(DESCRIPTION OF THE TASK)
Count the lines in the records below that contain the word "this", and reply with only that number.

(Data entries)

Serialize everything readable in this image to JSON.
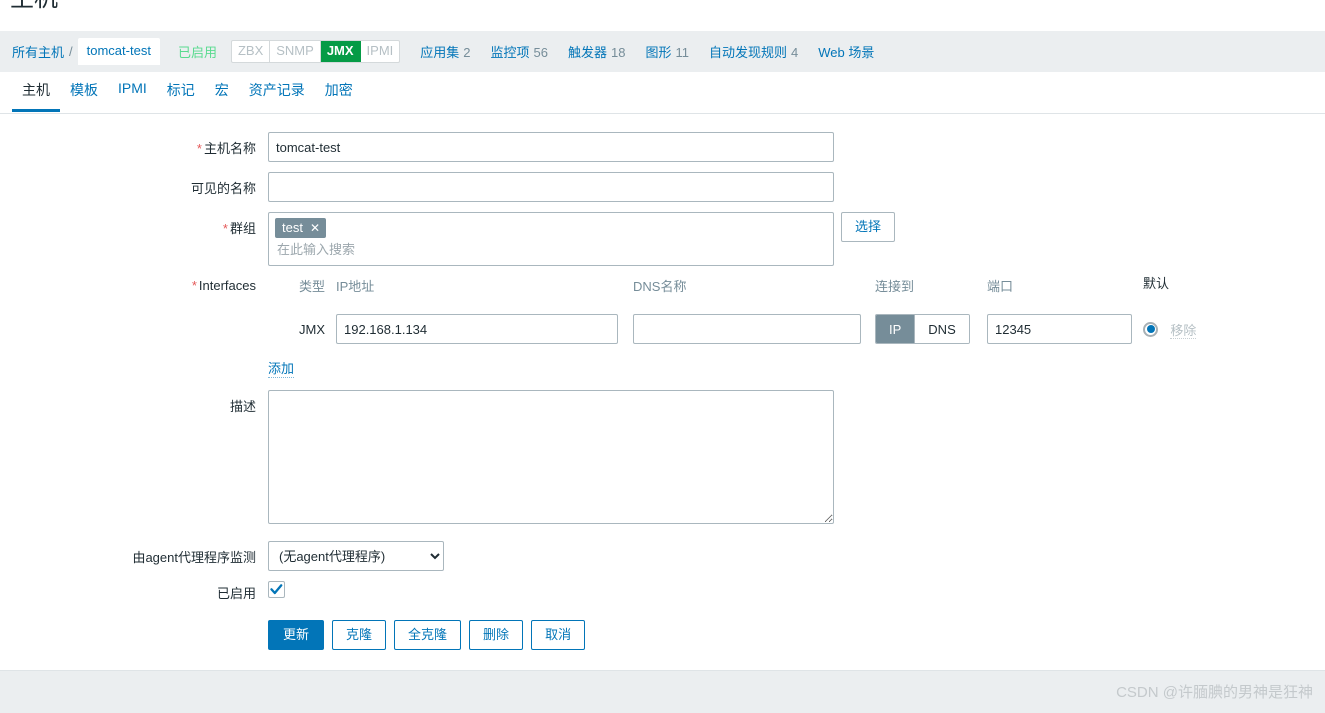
{
  "page": {
    "title": "主机"
  },
  "breadcrumb": {
    "all_hosts": "所有主机",
    "separator": "/",
    "current_host": "tomcat-test",
    "status": "已启用",
    "interface_badges": [
      {
        "label": "ZBX",
        "active": false
      },
      {
        "label": "SNMP",
        "active": false
      },
      {
        "label": "JMX",
        "active": true
      },
      {
        "label": "IPMI",
        "active": false
      }
    ],
    "nav": [
      {
        "label": "应用集",
        "count": "2"
      },
      {
        "label": "监控项",
        "count": "56"
      },
      {
        "label": "触发器",
        "count": "18"
      },
      {
        "label": "图形",
        "count": "11"
      },
      {
        "label": "自动发现规则",
        "count": "4"
      },
      {
        "label": "Web 场景",
        "count": ""
      }
    ]
  },
  "tabs": [
    {
      "label": "主机",
      "active": true
    },
    {
      "label": "模板",
      "active": false
    },
    {
      "label": "IPMI",
      "active": false
    },
    {
      "label": "标记",
      "active": false
    },
    {
      "label": "宏",
      "active": false
    },
    {
      "label": "资产记录",
      "active": false
    },
    {
      "label": "加密",
      "active": false
    }
  ],
  "form": {
    "host_name": {
      "label": "主机名称",
      "required": true,
      "value": "tomcat-test",
      "placeholder": ""
    },
    "visible_name": {
      "label": "可见的名称",
      "required": false,
      "value": "",
      "placeholder": ""
    },
    "groups": {
      "label": "群组",
      "required": true,
      "chips": [
        {
          "label": "test",
          "remove": "✕"
        }
      ],
      "search_placeholder": "在此输入搜索",
      "select_button": "选择"
    },
    "interfaces": {
      "label": "Interfaces",
      "required": true,
      "columns": {
        "type": "类型",
        "ip": "IP地址",
        "dns": "DNS名称",
        "connect_to": "连接到",
        "port": "端口",
        "default": "默认"
      },
      "rows": [
        {
          "type": "JMX",
          "ip": "192.168.1.134",
          "dns": "",
          "connect_to": [
            {
              "label": "IP",
              "selected": true
            },
            {
              "label": "DNS",
              "selected": false
            }
          ],
          "port": "12345",
          "default_selected": true,
          "remove_label": "移除",
          "remove_enabled": false
        }
      ],
      "add_label": "添加"
    },
    "description": {
      "label": "描述",
      "value": "",
      "placeholder": ""
    },
    "proxy": {
      "label": "由agent代理程序监测",
      "selected": "(无agent代理程序)",
      "options": [
        "(无agent代理程序)"
      ]
    },
    "enabled": {
      "label": "已启用",
      "checked": true
    },
    "buttons": [
      {
        "label": "更新",
        "style": "primary"
      },
      {
        "label": "克隆",
        "style": "plain"
      },
      {
        "label": "全克隆",
        "style": "plain"
      },
      {
        "label": "删除",
        "style": "plain"
      },
      {
        "label": "取消",
        "style": "plain"
      }
    ]
  },
  "footer": {
    "watermark": "CSDN @许腼腆的男神是狂神"
  },
  "colors": {
    "accent": "#0275b8",
    "header_bg": "#ebeef0",
    "enabled_green": "#59db8f",
    "jmx_green": "#059b46",
    "required_red": "#e45959",
    "chip_grey": "#768d99",
    "border": "#aab7be"
  }
}
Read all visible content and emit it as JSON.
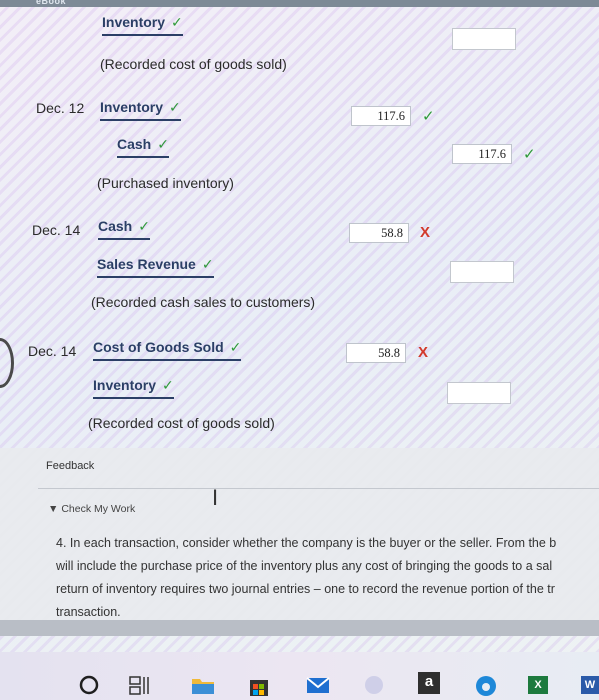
{
  "topbar": {
    "label": "eBook"
  },
  "entries": [
    {
      "date": "",
      "debit_account": "Inventory",
      "debit_amount": "",
      "credit_account": "",
      "credit_amount": "",
      "memo": "(Recorded cost of goods sold)"
    },
    {
      "date": "Dec. 12",
      "debit_account": "Inventory",
      "debit_amount": "117.6",
      "credit_account": "Cash",
      "credit_amount": "117.6",
      "memo": "(Purchased inventory)"
    },
    {
      "date": "Dec. 14",
      "debit_account": "Cash",
      "debit_amount": "58.8",
      "credit_account": "Sales Revenue",
      "credit_amount": "",
      "memo": "(Recorded cash sales to customers)"
    },
    {
      "date": "Dec. 14",
      "debit_account": "Cost of Goods Sold",
      "debit_amount": "58.8",
      "credit_account": "Inventory",
      "credit_amount": "",
      "memo": "(Recorded cost of goods sold)"
    }
  ],
  "marks": {
    "correct": "✓",
    "incorrect": "X"
  },
  "feedback": {
    "title": "Feedback",
    "check_label": "Check My Work",
    "lines": [
      "4. In each transaction, consider whether the company is the buyer or the seller. From the b",
      "will include the purchase price of the inventory plus any cost of bringing the goods to a sal",
      "return of inventory requires two journal entries – one to record the revenue portion of the tr",
      "transaction."
    ]
  },
  "taskbar": {
    "amazon_label": "a",
    "excel_label": "X",
    "word_label": "W"
  },
  "colors": {
    "account": "#2b3f66",
    "correct": "#2f9a3a",
    "incorrect": "#d2392b"
  }
}
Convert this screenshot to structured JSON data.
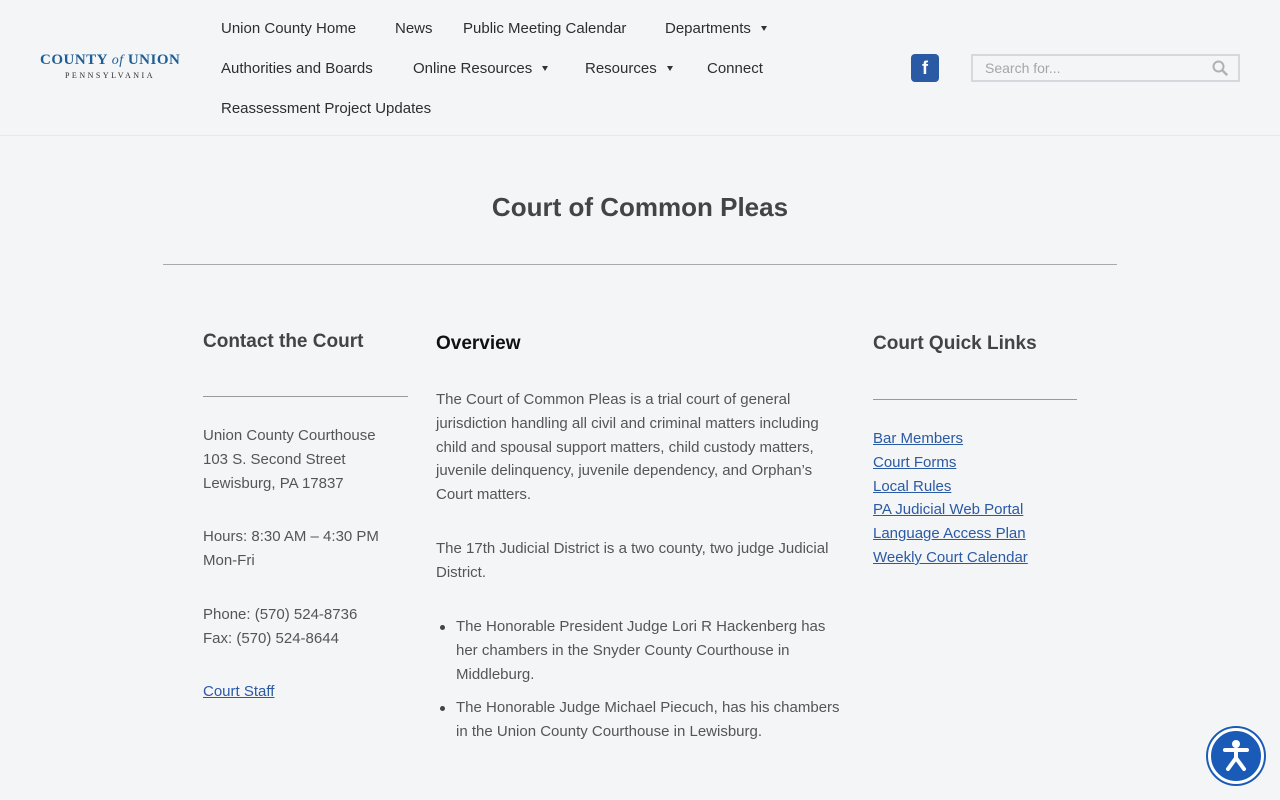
{
  "logo": {
    "county": "COUNTY",
    "of": "of",
    "union": "UNION",
    "state": "PENNSYLVANIA"
  },
  "nav": {
    "union_home": "Union County Home",
    "news": "News",
    "calendar": "Public Meeting Calendar",
    "departments": "Departments",
    "authorities": "Authorities and Boards",
    "online_resources": "Online Resources",
    "resources": "Resources",
    "connect": "Connect",
    "reassessment": "Reassessment Project Updates"
  },
  "search": {
    "placeholder": "Search for..."
  },
  "social": {
    "facebook": "f"
  },
  "page": {
    "title": "Court of Common Pleas"
  },
  "contact": {
    "heading": "Contact the Court",
    "address1": "Union County Courthouse",
    "address2": "103 S. Second Street",
    "address3": "Lewisburg, PA 17837",
    "hours1": "Hours: 8:30 AM – 4:30 PM",
    "hours2": "Mon-Fri",
    "phone": "Phone: (570) 524-8736",
    "fax": "Fax: (570) 524-8644",
    "staff_link": "Court Staff"
  },
  "overview": {
    "heading": "Overview",
    "para1": "The Court of Common Pleas is a trial court of general jurisdiction handling all civil and criminal matters including child and spousal support matters, child custody matters, juvenile delinquency, juvenile dependency, and Orphan’s Court matters.",
    "para2": "The 17th Judicial District is a two county, two judge Judicial District.",
    "bullets": [
      "The Honorable President Judge Lori R Hackenberg has her chambers in the Snyder County Courthouse in Middleburg.",
      "The Honorable Judge Michael Piecuch, has his chambers in the Union County Courthouse in Lewisburg."
    ]
  },
  "quick_links": {
    "heading": "Court Quick Links",
    "items": [
      "Bar Members",
      "Court Forms",
      "Local Rules",
      "PA Judicial Web Portal",
      "Language Access Plan",
      "Weekly Court Calendar"
    ]
  },
  "colors": {
    "brand": "#1f5e95",
    "link": "#2b5aa5",
    "accessibility": "#1a5bb8"
  }
}
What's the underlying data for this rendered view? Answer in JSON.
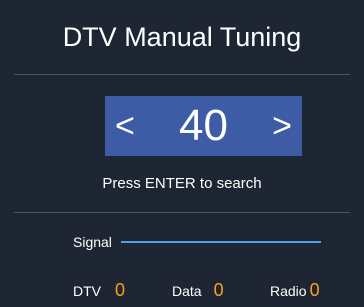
{
  "title": "DTV Manual Tuning",
  "channel": {
    "left_arrow": "<",
    "number": "40",
    "right_arrow": ">"
  },
  "hint": "Press ENTER to search",
  "signal": {
    "label": "Signal"
  },
  "counts": {
    "dtv_label": "DTV",
    "dtv_value": "0",
    "data_label": "Data",
    "data_value": "0",
    "radio_label": "Radio",
    "radio_value": "0"
  },
  "colors": {
    "background": "#1e2533",
    "channel_highlight": "#3e5ca6",
    "signal_bar": "#4aa3e8",
    "count_value": "#f2a31c"
  }
}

(PROBLEM SOLUTION)
3